The input:
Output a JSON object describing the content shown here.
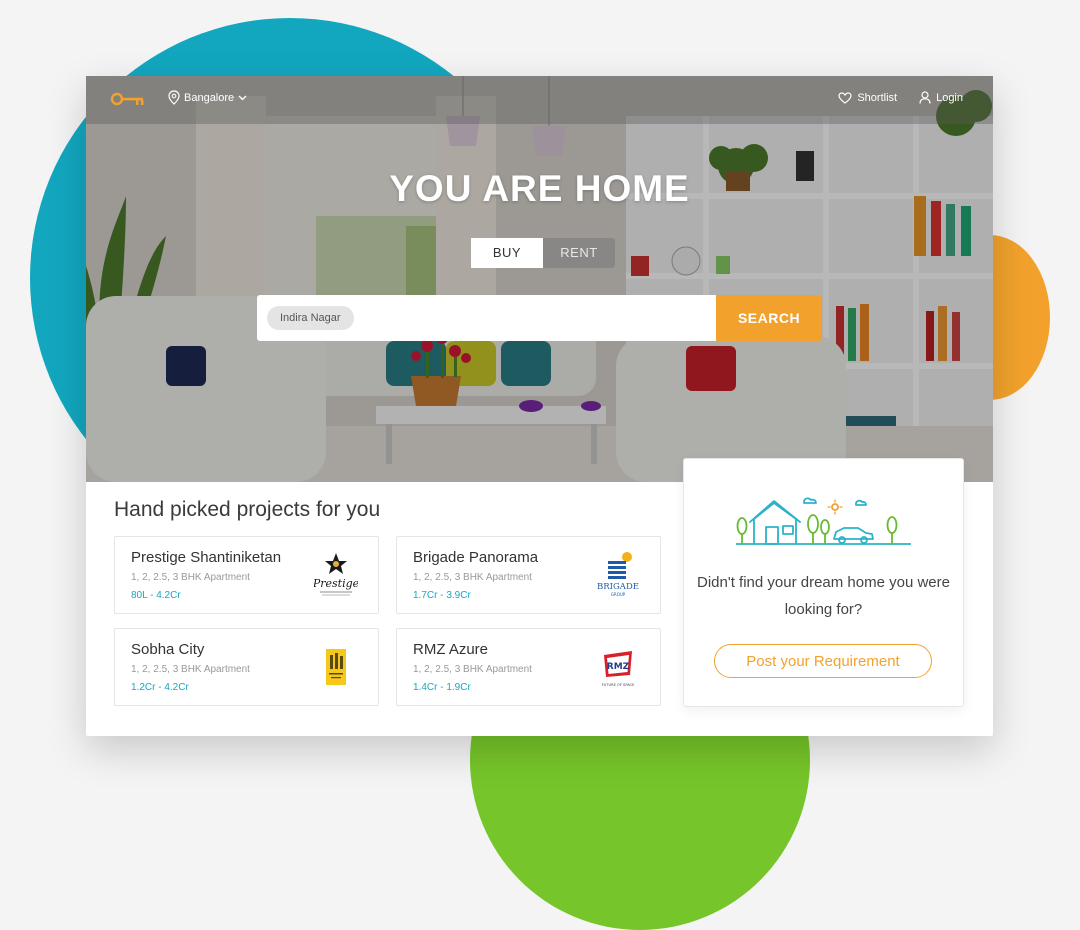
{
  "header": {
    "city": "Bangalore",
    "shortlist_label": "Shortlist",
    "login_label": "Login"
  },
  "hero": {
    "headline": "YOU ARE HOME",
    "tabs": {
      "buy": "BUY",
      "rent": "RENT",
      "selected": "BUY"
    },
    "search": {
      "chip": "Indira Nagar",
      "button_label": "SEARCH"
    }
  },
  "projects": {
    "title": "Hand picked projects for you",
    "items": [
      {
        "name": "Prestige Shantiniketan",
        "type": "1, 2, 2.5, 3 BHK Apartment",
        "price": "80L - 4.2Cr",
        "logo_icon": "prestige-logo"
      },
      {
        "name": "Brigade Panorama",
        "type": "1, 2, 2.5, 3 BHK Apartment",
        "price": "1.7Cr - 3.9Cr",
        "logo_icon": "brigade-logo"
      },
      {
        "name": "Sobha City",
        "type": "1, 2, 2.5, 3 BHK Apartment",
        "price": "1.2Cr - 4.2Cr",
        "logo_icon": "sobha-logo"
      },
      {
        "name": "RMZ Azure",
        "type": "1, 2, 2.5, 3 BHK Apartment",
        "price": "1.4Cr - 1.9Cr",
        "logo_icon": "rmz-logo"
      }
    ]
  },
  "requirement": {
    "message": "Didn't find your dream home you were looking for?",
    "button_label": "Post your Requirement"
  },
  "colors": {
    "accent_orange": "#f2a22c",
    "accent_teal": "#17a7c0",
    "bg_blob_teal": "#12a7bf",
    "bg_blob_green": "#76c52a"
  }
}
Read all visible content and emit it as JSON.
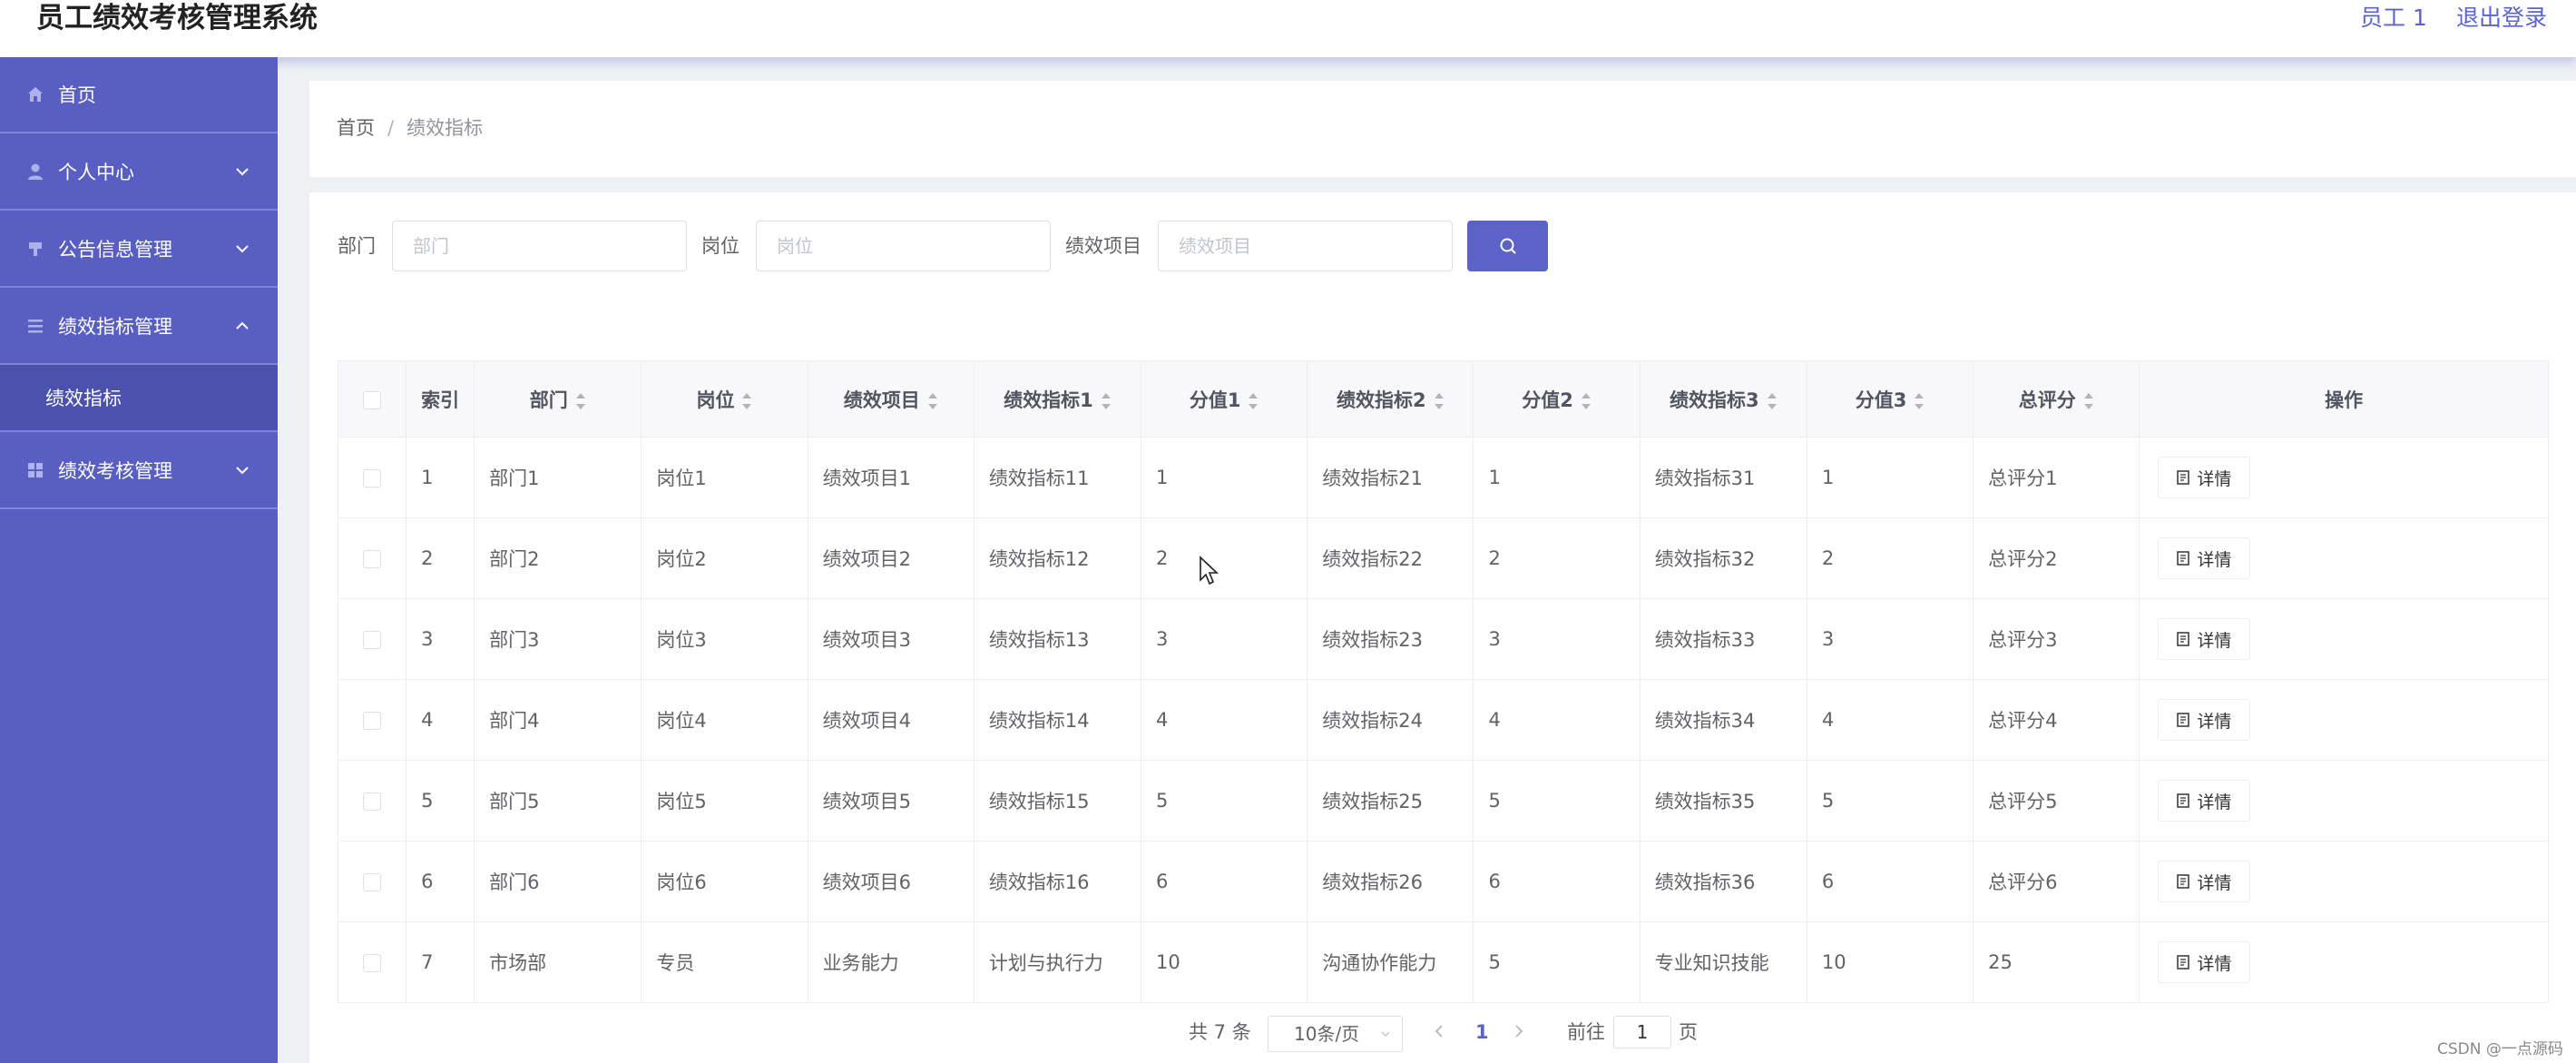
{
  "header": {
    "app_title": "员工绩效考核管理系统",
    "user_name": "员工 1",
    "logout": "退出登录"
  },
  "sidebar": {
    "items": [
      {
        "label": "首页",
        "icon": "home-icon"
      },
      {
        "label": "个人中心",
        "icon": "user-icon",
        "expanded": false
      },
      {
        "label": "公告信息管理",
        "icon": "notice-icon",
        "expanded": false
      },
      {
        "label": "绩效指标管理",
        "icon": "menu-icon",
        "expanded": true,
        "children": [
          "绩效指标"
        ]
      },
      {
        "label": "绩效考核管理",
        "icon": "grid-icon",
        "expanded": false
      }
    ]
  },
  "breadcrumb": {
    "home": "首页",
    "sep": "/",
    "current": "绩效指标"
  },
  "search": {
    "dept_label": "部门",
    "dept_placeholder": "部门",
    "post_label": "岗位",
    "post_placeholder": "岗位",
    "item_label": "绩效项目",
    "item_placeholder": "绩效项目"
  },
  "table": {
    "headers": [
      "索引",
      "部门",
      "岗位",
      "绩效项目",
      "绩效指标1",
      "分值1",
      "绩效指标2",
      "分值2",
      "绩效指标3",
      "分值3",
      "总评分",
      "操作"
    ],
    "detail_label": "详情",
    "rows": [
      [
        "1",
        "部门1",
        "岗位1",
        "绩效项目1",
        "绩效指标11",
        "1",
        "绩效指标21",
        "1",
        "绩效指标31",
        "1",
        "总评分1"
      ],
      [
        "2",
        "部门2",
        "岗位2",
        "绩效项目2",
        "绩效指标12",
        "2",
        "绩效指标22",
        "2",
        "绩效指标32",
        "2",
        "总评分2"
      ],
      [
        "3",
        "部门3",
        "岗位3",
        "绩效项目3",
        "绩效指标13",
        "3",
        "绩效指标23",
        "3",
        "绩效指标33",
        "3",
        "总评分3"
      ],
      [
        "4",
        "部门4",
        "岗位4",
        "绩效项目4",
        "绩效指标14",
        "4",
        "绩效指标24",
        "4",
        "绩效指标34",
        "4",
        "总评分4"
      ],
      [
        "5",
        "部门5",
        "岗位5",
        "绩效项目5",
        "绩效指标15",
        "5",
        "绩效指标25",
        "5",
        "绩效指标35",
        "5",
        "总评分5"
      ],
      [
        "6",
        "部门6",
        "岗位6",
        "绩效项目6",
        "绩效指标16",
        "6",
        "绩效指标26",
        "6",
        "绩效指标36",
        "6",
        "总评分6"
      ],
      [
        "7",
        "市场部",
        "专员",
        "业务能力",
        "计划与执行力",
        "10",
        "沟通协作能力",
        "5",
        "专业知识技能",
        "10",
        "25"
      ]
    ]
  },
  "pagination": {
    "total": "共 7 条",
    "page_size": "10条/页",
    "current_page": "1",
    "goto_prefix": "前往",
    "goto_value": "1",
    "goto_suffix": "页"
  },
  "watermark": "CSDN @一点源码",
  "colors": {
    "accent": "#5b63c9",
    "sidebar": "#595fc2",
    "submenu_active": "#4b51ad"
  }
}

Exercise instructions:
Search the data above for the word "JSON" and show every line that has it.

Final answer:
Output a JSON object describing the content shown here.
Read all visible content and emit it as JSON.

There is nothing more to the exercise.